Waller: All of this raises the question of what is a store good for. Convenience has been one factor, but it gives nowhere near the same advantage it once did because of the rise of home delivery. That forces you to answer a different question – what can’t you do online? Well, you can’t touch things online; you can’t taste or smell or feel or try onproducts. There are stores that are going to have to think about reinventing the layout, the look and feel, the way things are presented to customers, and changing the expectations of what you’re in a store to do. Retailers need to make it less about the products on the shelves and more about the experience of shopping.
Another challenge centers on customer relationships. You could argue that today that relationship is up for grabs. Some CPG companies would argue that the customer is theirs, because the product itself is theirs. Until customers are mostly buying products directly from CPG companies, that is a somewhat strained argument. In terms of the competition for that relationship, online aggregators or online retailers can make the similar claim if customers are loyal to their sites. But in general, online engagement across the board is low.
If you flip the question around as you did, you can ask: what are the opportunities in this space? I think there is a huge and unexploited opportunity to connect to just other areas of consumer’s lives, treating them as not just customers in a transaction but as people. The best example lately is in the health space – connecting what you eat with health information can be huge, but should be done carefully to guarantee privacy protections.
Any final thoughts you want readers to take away from this Growth Strategies section?

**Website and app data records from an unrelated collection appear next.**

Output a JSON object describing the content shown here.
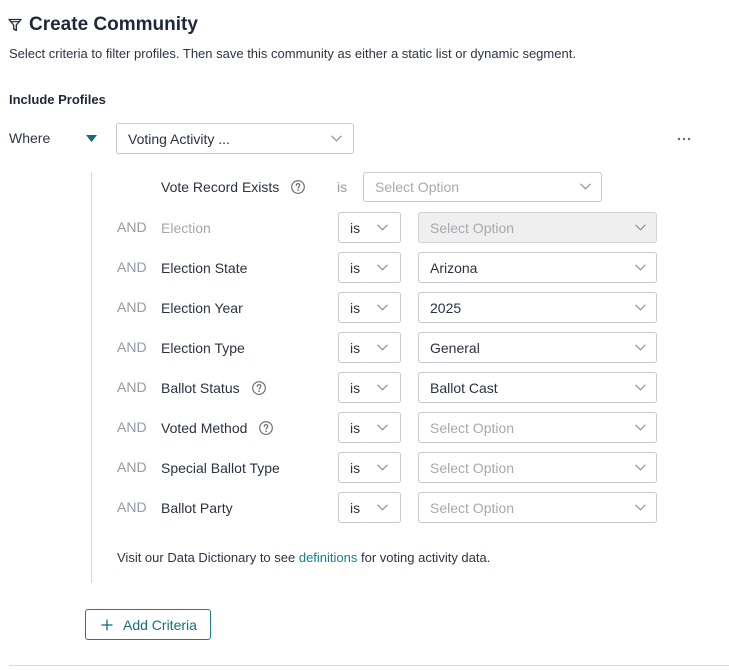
{
  "header": {
    "title": "Create Community",
    "description": "Select criteria to filter profiles. Then save this community as either a static list or dynamic segment."
  },
  "include": {
    "heading": "Include Profiles",
    "where_label": "Where",
    "source_value": "Voting Activity ..."
  },
  "criteria": {
    "first": {
      "label": "Vote Record Exists",
      "icon": "help-icon",
      "operator": "is",
      "placeholder": "Select Option"
    },
    "rows": [
      {
        "conjunction": "AND",
        "label": "Election",
        "operator": "is",
        "placeholder": "Select Option",
        "value_disabled": true
      },
      {
        "conjunction": "AND",
        "label": "Election State",
        "operator": "is",
        "value": "Arizona"
      },
      {
        "conjunction": "AND",
        "label": "Election Year",
        "operator": "is",
        "value": "2025"
      },
      {
        "conjunction": "AND",
        "label": "Election Type",
        "operator": "is",
        "value": "General"
      },
      {
        "conjunction": "AND",
        "label": "Ballot Status",
        "icon": "help-icon",
        "operator": "is",
        "value": "Ballot Cast"
      },
      {
        "conjunction": "AND",
        "label": "Voted Method",
        "icon": "help-icon",
        "operator": "is",
        "placeholder": "Select Option"
      },
      {
        "conjunction": "AND",
        "label": "Special Ballot Type",
        "operator": "is",
        "placeholder": "Select Option"
      },
      {
        "conjunction": "AND",
        "label": "Ballot Party",
        "operator": "is",
        "placeholder": "Select Option"
      }
    ]
  },
  "note": {
    "prefix": "Visit our Data Dictionary to see ",
    "link": "definitions",
    "suffix": " for voting activity data."
  },
  "add_criteria": {
    "label": "Add Criteria"
  },
  "icons": {
    "title": "funnel-icon",
    "group_toggle": "caret-down-icon",
    "select": "chevron-down-icon",
    "help": "help-icon",
    "more": "more-options-icon",
    "add": "plus-icon"
  },
  "colors": {
    "accent": "#16737d",
    "text": "#232b3a",
    "muted_text": "#969ca4",
    "border": "#c6c9ce",
    "disabled_bg": "#efefef"
  }
}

Waller: I would say a lot of the ideas that Adrian Slywotzky pulled together in his book – The Upside – are pretty relevant here. One in particular is this notion of double betting – the idea generally is you don’t know exactly who is “eating your lunch next.” So as a retailer you need to look for other channels to sell and deliver your products, especially the private label ones. But also it is incumbent on you to experiment with different business models. It is hard to know where the next success is going to come from, so you want to position yourself to play lots of potential games and as you start to see that one game is more attractive than another, redouble your efforts there. Most retailers have historically learned the skill of rapidly replicating a successful format. That skill can be especially useful if you are positioning yourself to do that simultaneously with several different and competing formats or business models.
*This interview is the third of a six-part Q&A series between FMI executives and Oliver Wyman partners on the inaugural issue of our joint journal Boardroom.
By Mark Baum, SVP of Industry Relations and Chief Collaboration Officer, Food Marketing Institute